***** The data

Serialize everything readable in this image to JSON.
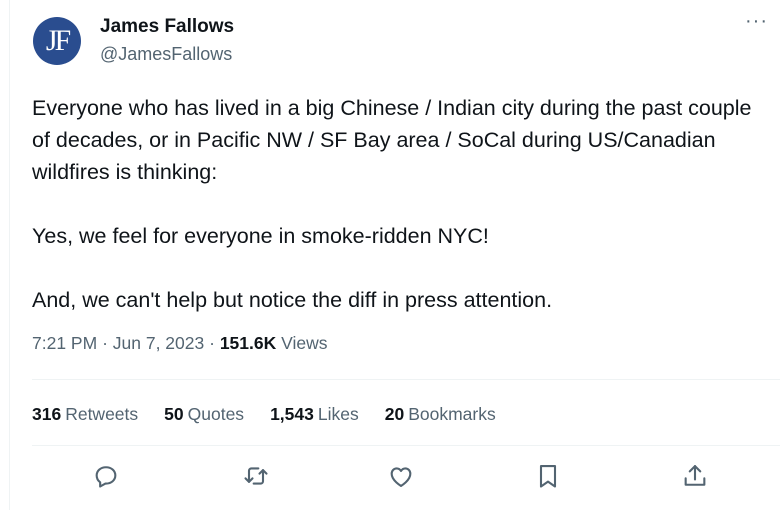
{
  "author": {
    "avatar_letter": "JF",
    "avatar_color": "#2a4d8f",
    "display_name": "James Fallows",
    "handle": "@JamesFallows"
  },
  "more_label": "···",
  "tweet": {
    "paragraphs": [
      "Everyone who has lived in a big Chinese / Indian city during the past couple of decades, or in  Pacific NW / SF Bay area / SoCal during US/Canadian wildfires is thinking:",
      "Yes, we feel for everyone in smoke-ridden NYC!",
      "And, we can't help but notice the diff in press attention."
    ]
  },
  "meta": {
    "time": "7:21 PM",
    "sep1": "·",
    "date": "Jun 7, 2023",
    "sep2": "·",
    "views_count": "151.6K",
    "views_label": "Views"
  },
  "stats": {
    "retweets": {
      "count": "316",
      "label": "Retweets"
    },
    "quotes": {
      "count": "50",
      "label": "Quotes"
    },
    "likes": {
      "count": "1,543",
      "label": "Likes"
    },
    "bookmarks": {
      "count": "20",
      "label": "Bookmarks"
    }
  },
  "actions": [
    "reply-icon",
    "retweet-icon",
    "like-icon",
    "bookmark-icon",
    "share-icon"
  ],
  "colors": {
    "text": "#0f1419",
    "secondary": "#536471",
    "divider": "#eff3f4"
  }
}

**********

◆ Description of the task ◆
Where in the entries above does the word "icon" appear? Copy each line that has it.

◆ Response to the exercise ◆
    "reply-icon",
    "retweet-icon",
    "like-icon",
    "bookmark-icon",
    "share-icon"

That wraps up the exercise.